* _DATASET EXTRACT_:

__________

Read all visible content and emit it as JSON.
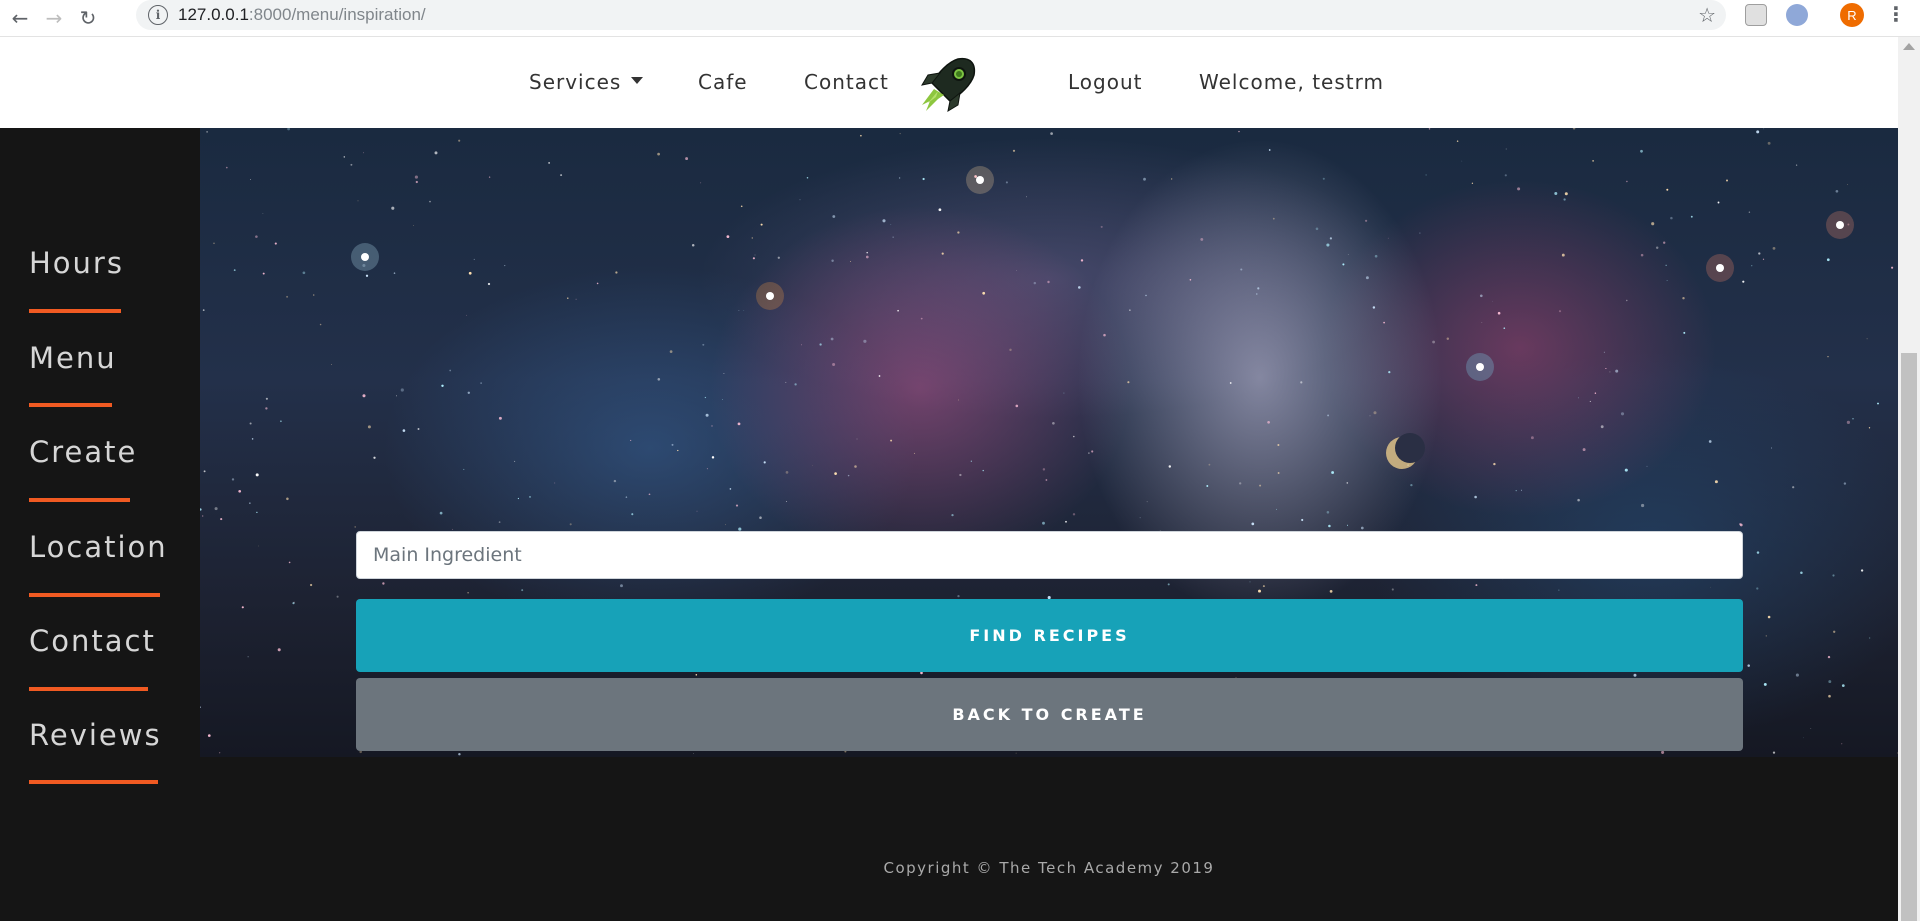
{
  "browser": {
    "url_host": "127.0.0.1",
    "url_rest": ":8000/menu/inspiration/",
    "profile_initial": "R"
  },
  "navbar": {
    "services": "Services",
    "cafe": "Cafe",
    "contact": "Contact",
    "logout": "Logout",
    "welcome": "Welcome, testrm"
  },
  "sidebar": {
    "items": [
      {
        "label": "Hours"
      },
      {
        "label": "Menu"
      },
      {
        "label": "Create"
      },
      {
        "label": "Location"
      },
      {
        "label": "Contact"
      },
      {
        "label": "Reviews"
      }
    ]
  },
  "form": {
    "placeholder": "Main Ingredient",
    "find_label": "FIND RECIPES",
    "back_label": "BACK TO CREATE"
  },
  "footer": {
    "copyright": "Copyright © The Tech Academy 2019"
  },
  "colors": {
    "accent": "#f05a22",
    "find_button": "#17a2b8",
    "back_button": "#6c757d"
  }
}
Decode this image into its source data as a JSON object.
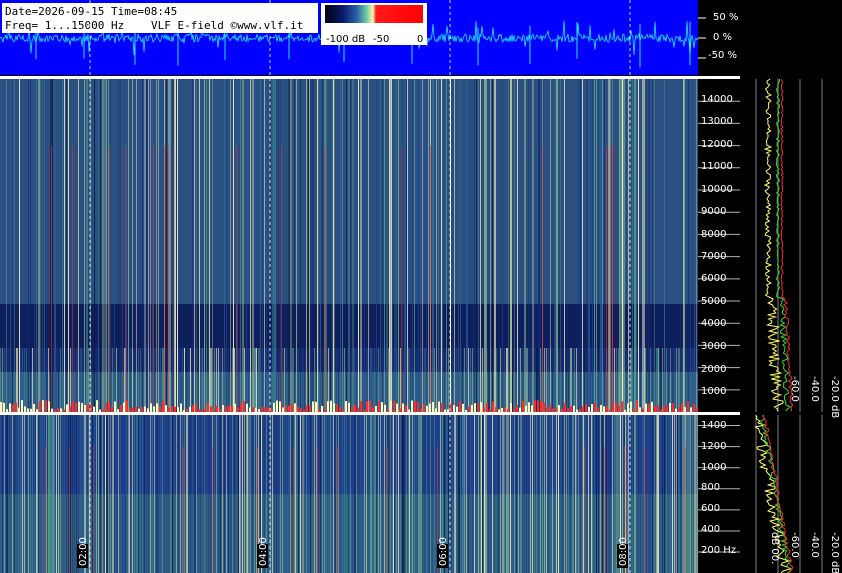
{
  "chart_data": {
    "type": "heatmap",
    "header": {
      "line1": "Date=2026-09-15 Time=08:45",
      "line2_prefix": "Freq= 1...15000 Hz",
      "line2_suffix": "VLF E-field ©www.vlf.it"
    },
    "colorbar": {
      "tick_labels": [
        "-100 dB",
        "-50",
        "0"
      ],
      "range_db": [
        -100,
        0
      ]
    },
    "waveform": {
      "tick_labels": [
        "50 %",
        "0 %",
        "-50 %"
      ],
      "ticks_percent": [
        50,
        0,
        -50
      ]
    },
    "upper_spectrogram": {
      "freq_range_hz": [
        1,
        15000
      ],
      "freq_ticks": [
        1000,
        2000,
        3000,
        4000,
        5000,
        6000,
        7000,
        8000,
        9000,
        10000,
        11000,
        12000,
        13000,
        14000
      ],
      "freq_tick_labels": [
        "1000",
        "2000",
        "3000",
        "4000",
        "5000",
        "6000",
        "7000",
        "8000",
        "9000",
        "10000",
        "11000",
        "12000",
        "13000",
        "14000"
      ],
      "db_tick_labels": [
        "-60.0",
        "-40.0",
        "-20.0 dB"
      ]
    },
    "lower_spectrogram": {
      "freq_range_hz": [
        1,
        1500
      ],
      "freq_ticks": [
        200,
        400,
        600,
        800,
        1000,
        1200,
        1400
      ],
      "freq_tick_labels": [
        "200 Hz",
        "400",
        "600",
        "800",
        "1000",
        "1200",
        "1400"
      ],
      "db_tick_labels": [
        "dB 00.",
        "-60.0",
        "-40.0",
        "-20.0 dB"
      ]
    },
    "time_axis": {
      "labels": [
        "02:00",
        "04:00",
        "06:00",
        "08:00"
      ]
    },
    "colors": {
      "waveform_bg": "#0000ff",
      "waveform_trace": "#22e6ff",
      "spectrum_avg": "#ffff66",
      "spectrum_peak": "#ff2a2a",
      "spectrum_mid": "#33dd33"
    }
  }
}
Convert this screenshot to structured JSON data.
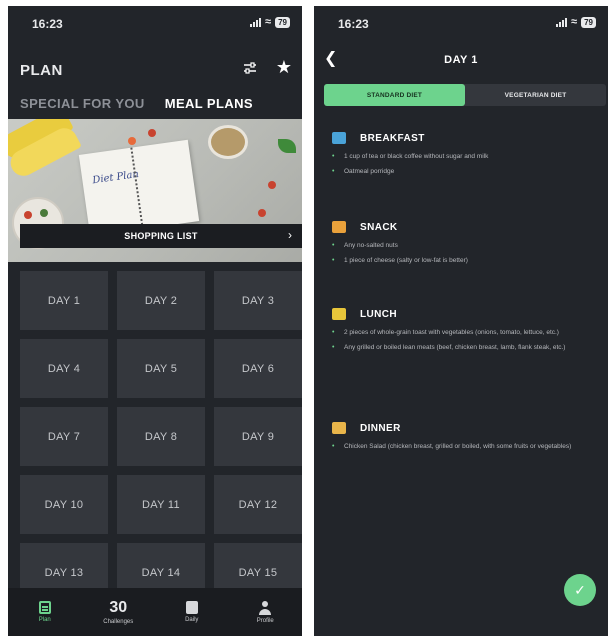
{
  "status_left": {
    "time": "16:23",
    "battery": "79"
  },
  "status_right": {
    "time": "16:23",
    "battery": "79"
  },
  "plan": {
    "title": "PLAN",
    "tabs": [
      {
        "label": "SPECIAL FOR YOU",
        "active": false
      },
      {
        "label": "MEAL PLANS",
        "active": true
      }
    ],
    "banner": {
      "notebook_text": "Diet Plan",
      "shopping_label": "SHOPPING LIST"
    },
    "days": [
      "DAY 1",
      "DAY 2",
      "DAY 3",
      "DAY 4",
      "DAY 5",
      "DAY 6",
      "DAY 7",
      "DAY 8",
      "DAY 9",
      "DAY 10",
      "DAY 11",
      "DAY 12",
      "DAY 13",
      "DAY 14",
      "DAY 15"
    ]
  },
  "bottom_nav": [
    {
      "label": "Plan",
      "icon": "plan-icon",
      "active": true
    },
    {
      "label": "Challenges",
      "icon": "30",
      "active": false
    },
    {
      "label": "Daily",
      "icon": "daily-icon",
      "active": false
    },
    {
      "label": "Profile",
      "icon": "profile-icon",
      "active": false
    }
  ],
  "day_detail": {
    "title": "DAY 1",
    "diet_options": [
      {
        "label": "STANDARD DIET",
        "active": true
      },
      {
        "label": "VEGETARIAN DIET",
        "active": false
      }
    ],
    "meals": [
      {
        "name": "BREAKFAST",
        "color": "#4aa3d8",
        "items": [
          "1 cup of tea or black coffee without sugar and milk",
          "Oatmeal porridge"
        ]
      },
      {
        "name": "SNACK",
        "color": "#e9a13b",
        "items": [
          "Any no-salted nuts",
          "1 piece of cheese (salty or low-fat is better)"
        ]
      },
      {
        "name": "LUNCH",
        "color": "#e8c63a",
        "items": [
          "2 pieces of whole-grain toast with vegetables (onions, tomato, lettuce, etc.)",
          "Any grilled or boiled lean meats (beef, chicken breast, lamb, flank steak, etc.)"
        ]
      },
      {
        "name": "DINNER",
        "color": "#e9b54a",
        "items": [
          "Chicken Salad (chicken breast, grilled or boiled, with some fruits or vegetables)"
        ]
      }
    ]
  },
  "colors": {
    "accent": "#6dd38d",
    "bg": "#22252a",
    "tile": "#34373d"
  }
}
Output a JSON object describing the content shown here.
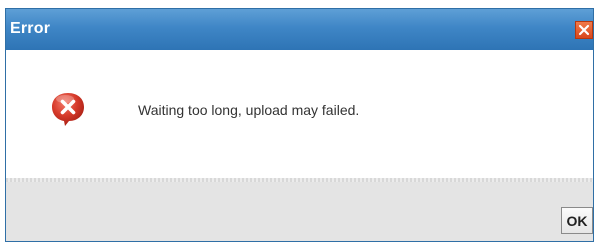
{
  "dialog": {
    "title": "Error",
    "message": "Waiting too long, upload may failed.",
    "ok_label": "OK",
    "close_icon": "close-icon",
    "status_icon": "error-icon"
  },
  "colors": {
    "titlebar": "#3f86c6",
    "close_button": "#d9461c",
    "error_icon": "#d63a2a",
    "footer": "#e4e4e4"
  }
}
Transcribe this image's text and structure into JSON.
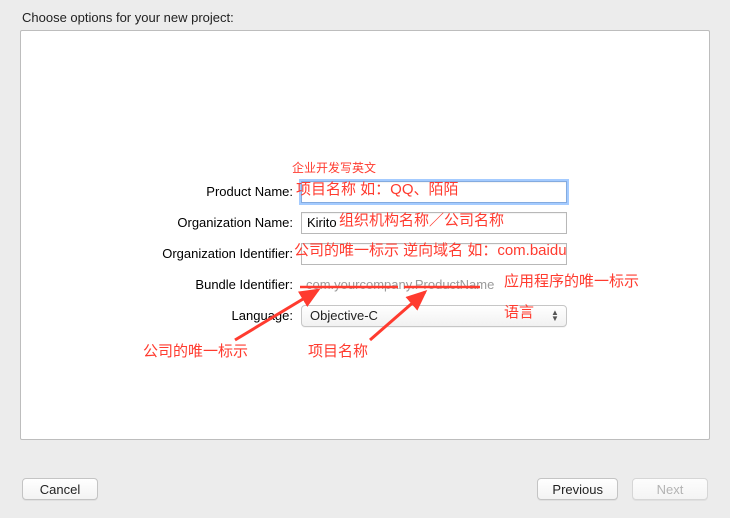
{
  "heading": "Choose options for your new project:",
  "form": {
    "product_name": {
      "label": "Product Name:",
      "value": ""
    },
    "org_name": {
      "label": "Organization Name:",
      "value": "Kirito"
    },
    "org_id": {
      "label": "Organization Identifier:",
      "value": ""
    },
    "bundle_id": {
      "label": "Bundle Identifier:",
      "value": "com.yourcompany.ProductName"
    },
    "language": {
      "label": "Language:",
      "value": "Objective-C"
    }
  },
  "buttons": {
    "cancel": "Cancel",
    "previous": "Previous",
    "next": "Next"
  },
  "annotations": {
    "a1": "企业开发写英文",
    "a2": "项目名称 如：QQ、陌陌",
    "a3": "组织机构名称／公司名称",
    "a4": "公司的唯一标示  逆向域名 如：com.baidu",
    "a5": "应用程序的唯一标示",
    "a6": "语言",
    "a7": "公司的唯一标示",
    "a8": "项目名称"
  }
}
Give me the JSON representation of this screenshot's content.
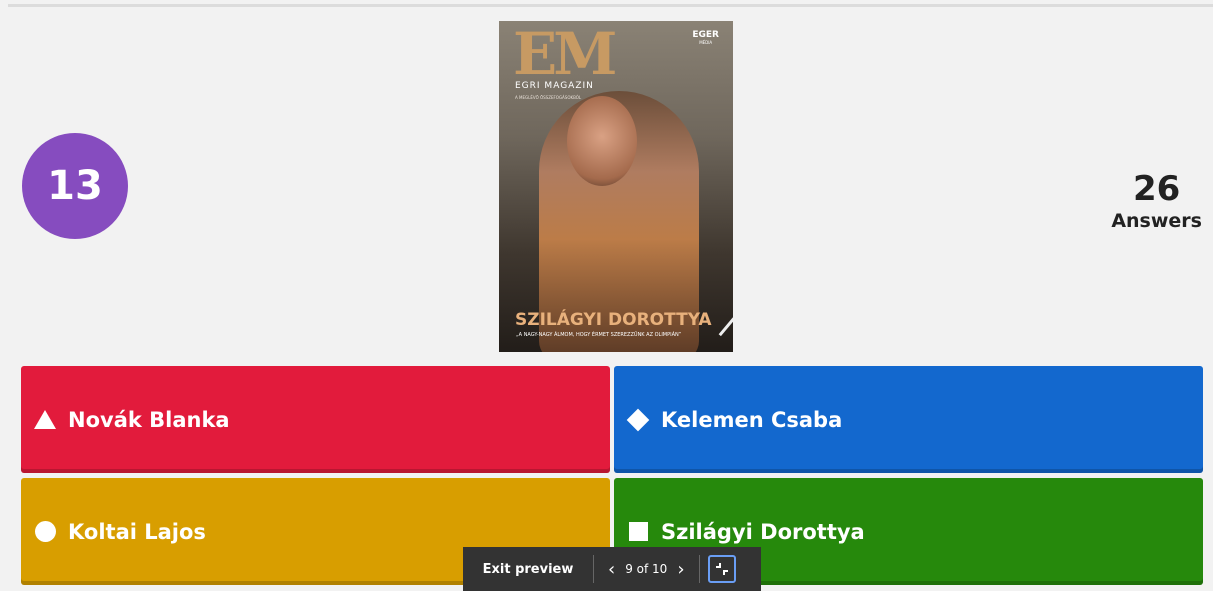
{
  "timer": {
    "value": "13"
  },
  "answers": {
    "count": "26",
    "label": "Answers"
  },
  "cover": {
    "logo": "EM",
    "magazine_name": "EGRI MAGAZIN",
    "small_text": "A MEGLÉVŐ ÖSSZEFOGÁSOKBÓL",
    "publisher": "EGER",
    "publisher_sub": "MÉDIA",
    "headline": "SZILÁGYI DOROTTYA",
    "quote": "„A NAGY-NAGY ÁLMOM, HOGY ÉRMET SZEREZZÜNK AZ OLIMPIÁN”"
  },
  "choices": [
    {
      "label": "Novák Blanka",
      "shape": "triangle-icon",
      "color": "#e21b3c"
    },
    {
      "label": "Kelemen Csaba",
      "shape": "diamond-icon",
      "color": "#1368ce"
    },
    {
      "label": "Koltai Lajos",
      "shape": "circle-icon",
      "color": "#d89e00"
    },
    {
      "label": "Szilágyi Dorottya",
      "shape": "square-icon",
      "color": "#26890c"
    }
  ],
  "preview_bar": {
    "exit_label": "Exit preview",
    "page_indicator": "9 of 10"
  }
}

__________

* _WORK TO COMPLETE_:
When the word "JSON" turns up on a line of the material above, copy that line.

* _EXERCISE ANSWER_:
Read all visible content and emit it as JSON.
Decode this image into its source data as a JSON object.
Convert this screenshot to structured JSON data.
Output a JSON object describing the content shown here.
Transcribe this image's text and structure into JSON.
Give me the JSON representation of this screenshot's content.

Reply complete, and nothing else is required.